5 Secrets To Success For Hobbyists And Pros // Photographing Children & Families

When a friend or client tells me they are interested in learning photography, similar to when they tell me they are having a baby, my first reaction is YAY! Congrats! And then immediately after I feel an urge to help them with their expectations. If you have a child, I'm sure you know what I mean. It's just harder than you might imagine. And also more rewarding than you can fathom. The path to success (in any endeavor) begins with realistic expectations.I wish someone would have broken it down for me when I started both my photography AND my pregnancy :). If we know what is ahead, where we might need help, and where our strengths might lie, we are more prepared to take on the journey. So here are my top 5 "secrets for success" for anyone looking to take on children's/family photography (as a hobby or as a business):

  1. Mastering your camera equipment is essential and necessary but knowing how to work with children can be even more important. I don't find this to be true when photographing landscapes, still life, or even adult couples. But with children who usually want absolutely nothing to do with having their picture taken (and who do not sit still), the ultimate challenge is definitely in engaging your subjects. Expect to have a learning curve in mastering your equipment followed by another curve in using that equipment under chaotic (but awesome) conditions.

  2. Remarkable photographs are made with remarkable use of light. After I learned how to use my equipment, I made the mistake of jumping straight to heavy filters to give my photos some oomph (or so I thought that's what the filters were doing). I should have been trying to master the different ways of using light.

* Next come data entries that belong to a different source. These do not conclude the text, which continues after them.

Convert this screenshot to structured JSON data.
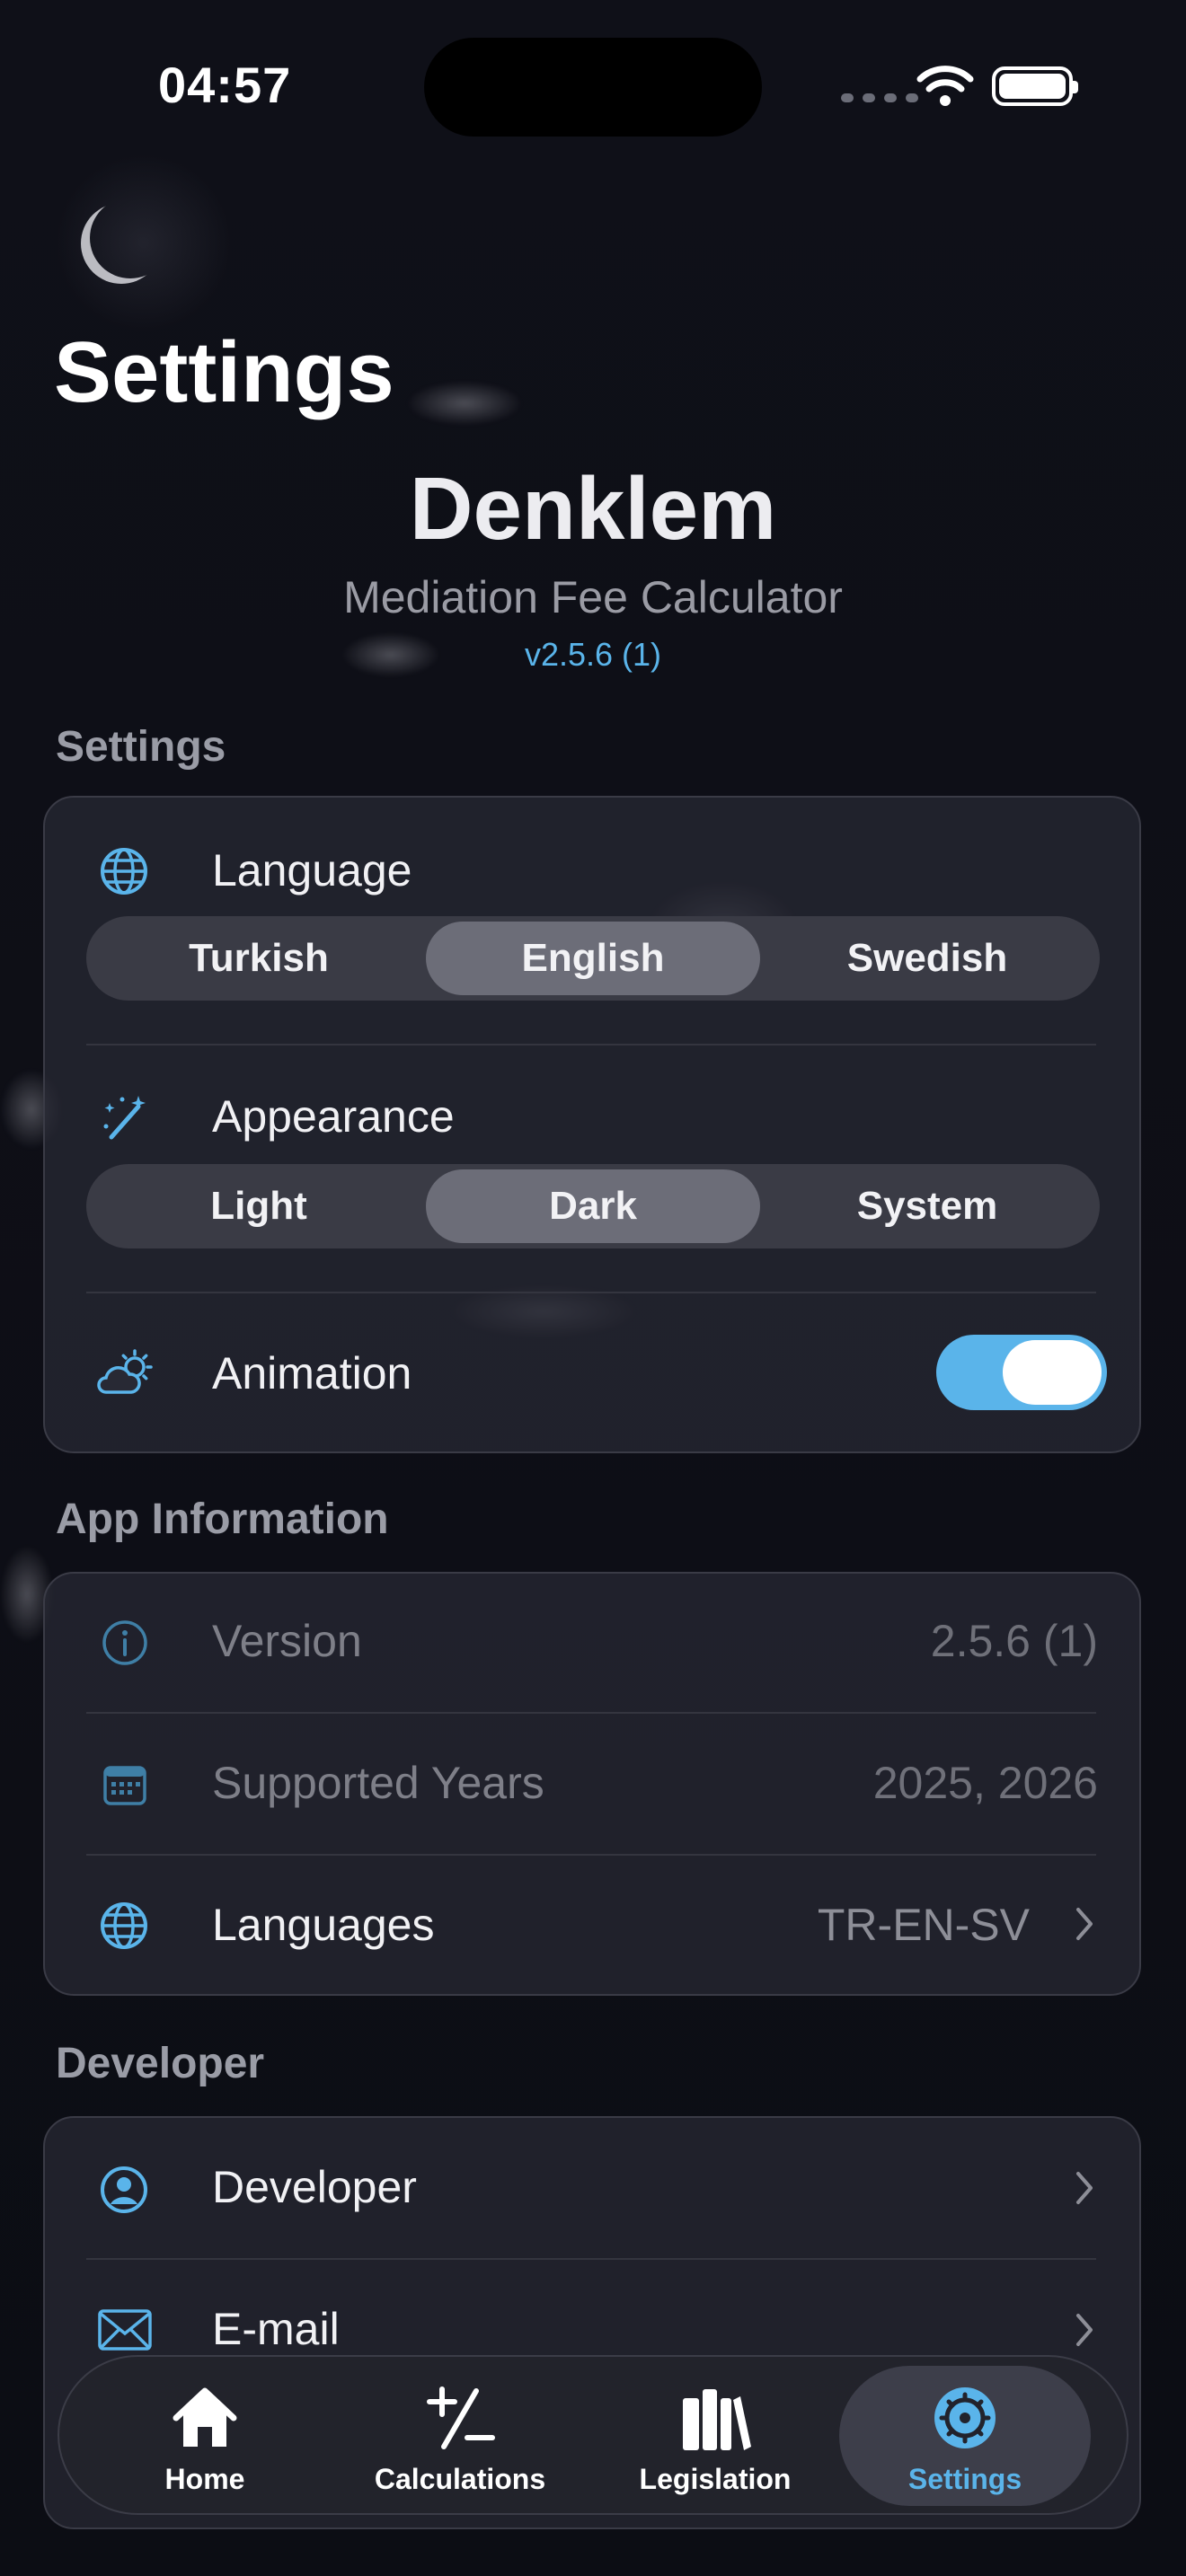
{
  "status_bar": {
    "time": "04:57"
  },
  "header": {
    "page_title": "Settings",
    "app_name": "Denklem",
    "app_subtitle": "Mediation Fee Calculator",
    "app_version": "v2.5.6 (1)"
  },
  "settings_section": {
    "title": "Settings",
    "language": {
      "label": "Language",
      "icon": "globe-icon",
      "options": [
        "Turkish",
        "English",
        "Swedish"
      ],
      "selected": "English"
    },
    "appearance": {
      "label": "Appearance",
      "icon": "magic-wand-icon",
      "options": [
        "Light",
        "Dark",
        "System"
      ],
      "selected": "Dark"
    },
    "animation": {
      "label": "Animation",
      "icon": "cloud-sun-icon",
      "enabled": true
    }
  },
  "app_info_section": {
    "title": "App Information",
    "rows": [
      {
        "label": "Version",
        "value": "2.5.6 (1)",
        "icon": "info-icon"
      },
      {
        "label": "Supported Years",
        "value": "2025, 2026",
        "icon": "calendar-icon"
      },
      {
        "label": "Languages",
        "value": "TR-EN-SV",
        "icon": "globe-icon"
      }
    ]
  },
  "developer_section": {
    "title": "Developer",
    "rows": [
      {
        "label": "Developer",
        "icon": "person-circle-icon"
      },
      {
        "label": "E-mail",
        "icon": "envelope-icon"
      }
    ]
  },
  "tab_bar": {
    "tabs": [
      {
        "label": "Home",
        "icon": "house-icon"
      },
      {
        "label": "Calculations",
        "icon": "plus-minus-icon"
      },
      {
        "label": "Legislation",
        "icon": "books-icon"
      },
      {
        "label": "Settings",
        "icon": "gear-icon"
      }
    ],
    "active": "Settings"
  },
  "colors": {
    "accent": "#5ab4ea",
    "background": "#0f1018",
    "card": "#282934"
  }
}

Heavy editing has nothing on good lighting. Don't make my mistake. YEARS were wasted.

  3. Your own children are harder to photograph than other people's children. It's the curse of all hobbyist photographers and business owners alike. Our own kids are just so used to us and our camera that they couldn't care less about what we say or how we wiggle around trying to get them to laugh. Don't be discouraged. Our kids are an entirely different animal than someone else's. Whenever you are feeling down about your ability to engage children, practice on others.

  4. Copying, comparing, or trying to duplicate someone else's work &/or vision is the best way to fail. Before you pick up a camera, ask yourself these two questions: Why do you want to learn photography? & What is your idea of a perfect picture? Write down those answers, tapes them to the wall, and use them as your guide as you learn and grow. Ignore what other people are doing...comparing and copying another's work will do nothing but leave you feeling down and exhausted. It's a waste of time. Have fun with your hobby and grow in the direction YOU want.

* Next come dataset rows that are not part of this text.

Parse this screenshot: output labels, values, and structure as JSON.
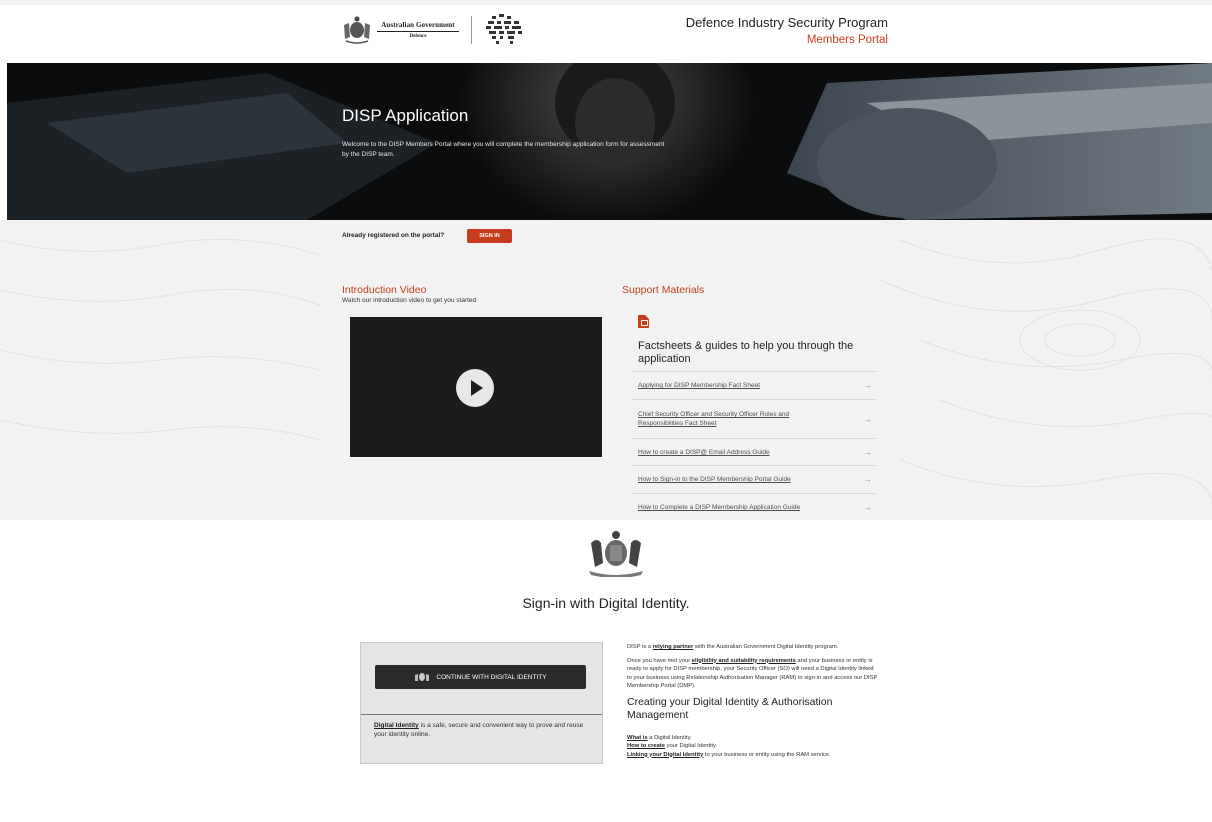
{
  "header": {
    "gov_line1": "Australian Government",
    "gov_line2": "Defence",
    "program_title": "Defence Industry Security Program",
    "portal_name": "Members Portal"
  },
  "hero": {
    "title": "DISP Application",
    "description": "Welcome to the DISP Members Portal where you will complete the membership application form for assessment by the DISP team."
  },
  "signin": {
    "prompt": "Already registered on the portal?",
    "button_label": "SIGN IN"
  },
  "intro": {
    "heading": "Introduction Video",
    "subtitle": "Watch our introduction video to get you started"
  },
  "support": {
    "heading": "Support Materials",
    "factsheet_heading": "Factsheets & guides to help you through the application",
    "links": [
      {
        "label": "Applying for DISP Membership Fact Sheet"
      },
      {
        "label": "Chief Security Officer and Security Officer Roles and Responsibilities Fact Sheet"
      },
      {
        "label": "How to create a DISP@ Email Address Guide"
      },
      {
        "label": "How to Sign-in to the DISP Membership Portal Guide"
      },
      {
        "label": "How to Complete a DISP Membership Application Guide"
      }
    ]
  },
  "digital_identity": {
    "title": "Sign-in with Digital Identity.",
    "button_label": "CONTINUE WITH DIGITAL IDENTITY",
    "blurb_link": "Digital Identity",
    "blurb_text": " is a safe, secure and convenient way to prove and reuse your identity online.",
    "p1_a": "DISP is a ",
    "p1_link": "relying partner",
    "p1_b": " with the Australian Government Digital Identity program.",
    "p2_a": "Once you have met your ",
    "p2_link": "eligibility and suitability requirements",
    "p2_b": " and your business or entity is ready to apply for DISP membership, your Security Officer (SO) will need a Digital Identity linked to your business using Relationship Authorisation Manager (RAM) to sign-in and access our DISP Membership Portal (DMP).",
    "subheading": "Creating your Digital Identity & Authorisation Management",
    "items": [
      {
        "link": "What is",
        "text": " a Digital Identity."
      },
      {
        "link": "How to create",
        "text": " your Digital Identity."
      },
      {
        "link": "Linking your Digital Identity",
        "text": " to your business or entity using the RAM service."
      }
    ]
  },
  "colors": {
    "accent": "#c63d1d",
    "hero_bg": "#0b0c0e",
    "section_bg": "#f2f2f2",
    "card_bg": "#e5e5e5",
    "button_dark": "#2a2a2a"
  }
}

  5. Your artistic success has nothing to do with the business of photography. You can be a stellar photographer and only do it as a hobby. On the flipside, you can have a thriving photography business and not be a very strong photographer. Never judge your technical or artistic merits by how much income your photography makes (or doesn't make) you.


{Also helpful: How To Get Kids To Smile in Photographs: NEVER SAY CHEESE!}

Have I scared you? Ha! I hope not! Photography is so much fun but like any art, you can easily find yourself getting down about it. I want to help you start off on the right foot and not make all the mistakes I did.

I hope these points will help you in your journey! You will be great and I couldn't be more excited for you.